A property loss claimant is generally entitled to “replacement value” for property damages to their vehicle in a car wreck. This means the dollar amount to repair the damaged vehicle unless the vehicle is “totaled” or determined to be a “total loss.” The vehicle is considered “totaled” when the cost of repair exceeds the “actual cash value” of the vehicle. Auto insurers often consider the vehicle totaled when the cost of repairs exceeds 75% of the “actual case value” of the vehicle. Be advised that this may change from state to state., and you should not rely on anything in this article exclusively. This is not legal advise, and is being provided for information purposes only. Please consult a lawyer to determine what laws applies to your case.
Once the vehicle is totaled, the claimant will have to sign title over the auto insurer before they get their settlement check for the “actual cash value” of the vehicle as of the date of wreck. The auto insurer, once they get title to the totaled vehicle, will send the totaled vehicle to the junkyard and get money for the parts of the totaled vehicle. The auto insurer usually has a form that the claimant must notarize so the auto insurer can get title to the vehicle, and the claimant can get their check for the “actual cash value.” Sometimes the claimant can elect to keep the car and obtain a salvaged title, but will not receive the “actual cash value” of the vehicle since the insurance company is not getting title to the vehicle.
The insurance industry standard for determining “actual cash value” of the damaged vehicle is usually the NADA. It is generally recommended that you visit the above website to confirm whether you are being treated fairly for actual cash value you are receiving from the auto insurer. Please be advised that if you owe money on the vehicle (i.e. your vehicle is financed and you are paying a note), you are generally not entitled to recover the “gap” unless you have “gap” insurance. The “gap” is difference between the amount of money owed on the vehicle, and the amount of the loan amount on the vehicle. For example, if you owe $10,000 on your vehicle, but the “actual cash value is $8,000, there is a $2000 “gap. This is why it is highly recommended that people who finance vehicle also purchase “gap” insurance coverage to cover such deficiencies in the event that the actual cash value is less than the amount financed.
If the vehicle is not totaled, the auto insurer will send an independent adjuster to give an estimate for repair costs to the vehicle. The vehicle is then taken to a mechanic’s shop. At this time, the claimant should be told to keep the name of the property claims adjuster and the claim number for their property loss claim. If the mechanic finds additional damage to the vehicle after the initial estimate is made the auto insurer’s independent adjuster, the mechanic will normally contact the adjuster (and the client will provide them with the adjuster’s name and claim number since they have been instructed by you to keep this information), and the auto insurance adjuster will approve the additional charges.

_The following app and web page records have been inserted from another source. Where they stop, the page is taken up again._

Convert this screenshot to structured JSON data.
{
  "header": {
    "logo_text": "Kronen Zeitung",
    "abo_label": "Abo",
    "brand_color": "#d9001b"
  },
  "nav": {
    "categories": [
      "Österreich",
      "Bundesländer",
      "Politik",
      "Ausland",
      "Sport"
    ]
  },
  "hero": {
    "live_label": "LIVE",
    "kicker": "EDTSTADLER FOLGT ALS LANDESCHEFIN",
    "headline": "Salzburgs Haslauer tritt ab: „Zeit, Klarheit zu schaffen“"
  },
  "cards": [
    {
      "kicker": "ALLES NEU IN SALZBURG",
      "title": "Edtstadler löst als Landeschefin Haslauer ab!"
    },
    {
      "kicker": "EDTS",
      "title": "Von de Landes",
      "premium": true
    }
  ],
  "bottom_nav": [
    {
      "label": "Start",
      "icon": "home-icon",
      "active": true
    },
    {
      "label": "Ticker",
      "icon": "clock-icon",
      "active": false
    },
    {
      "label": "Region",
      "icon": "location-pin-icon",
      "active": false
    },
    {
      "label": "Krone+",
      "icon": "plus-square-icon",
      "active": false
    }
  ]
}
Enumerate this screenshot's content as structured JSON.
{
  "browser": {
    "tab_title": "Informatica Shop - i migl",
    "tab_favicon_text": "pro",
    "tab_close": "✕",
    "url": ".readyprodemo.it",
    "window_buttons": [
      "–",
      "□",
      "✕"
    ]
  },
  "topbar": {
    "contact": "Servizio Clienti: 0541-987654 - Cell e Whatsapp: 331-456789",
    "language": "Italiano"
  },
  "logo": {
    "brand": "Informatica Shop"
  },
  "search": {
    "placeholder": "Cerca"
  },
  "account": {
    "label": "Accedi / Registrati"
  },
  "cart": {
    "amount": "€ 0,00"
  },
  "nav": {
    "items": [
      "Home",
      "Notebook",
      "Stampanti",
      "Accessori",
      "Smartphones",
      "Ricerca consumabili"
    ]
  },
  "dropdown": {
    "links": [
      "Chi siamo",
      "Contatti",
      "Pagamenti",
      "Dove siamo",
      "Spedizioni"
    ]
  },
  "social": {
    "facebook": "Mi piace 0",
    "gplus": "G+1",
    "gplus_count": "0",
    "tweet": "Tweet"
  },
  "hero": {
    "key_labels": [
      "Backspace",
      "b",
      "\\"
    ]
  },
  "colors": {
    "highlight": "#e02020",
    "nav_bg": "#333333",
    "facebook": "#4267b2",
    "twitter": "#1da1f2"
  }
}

If the charges are not approved by the auto insurer, then the claimant can contest those charges by asking the mechanic whether they believe they were caused by the wreck. If they do, the mechanic will need to fax the adjuster and explain why. The mechanic’s have incentive to do this because they make more money if they do more repairs.
Please be advised that the above information is not legal advice, and any questions that you have concerning your property loss/damages claim should be directed to the attorney assigned to your case. I generally allow my clients to handle their property claims on their own due to the nature of how the law treats damaged for property loss. Of course, there are exceptions to this general rule, and if this applies to you, please contact the attorney assigned to your case.
Please call Ian Brendel at 251-301-0749 to Discuss Your Injury Claim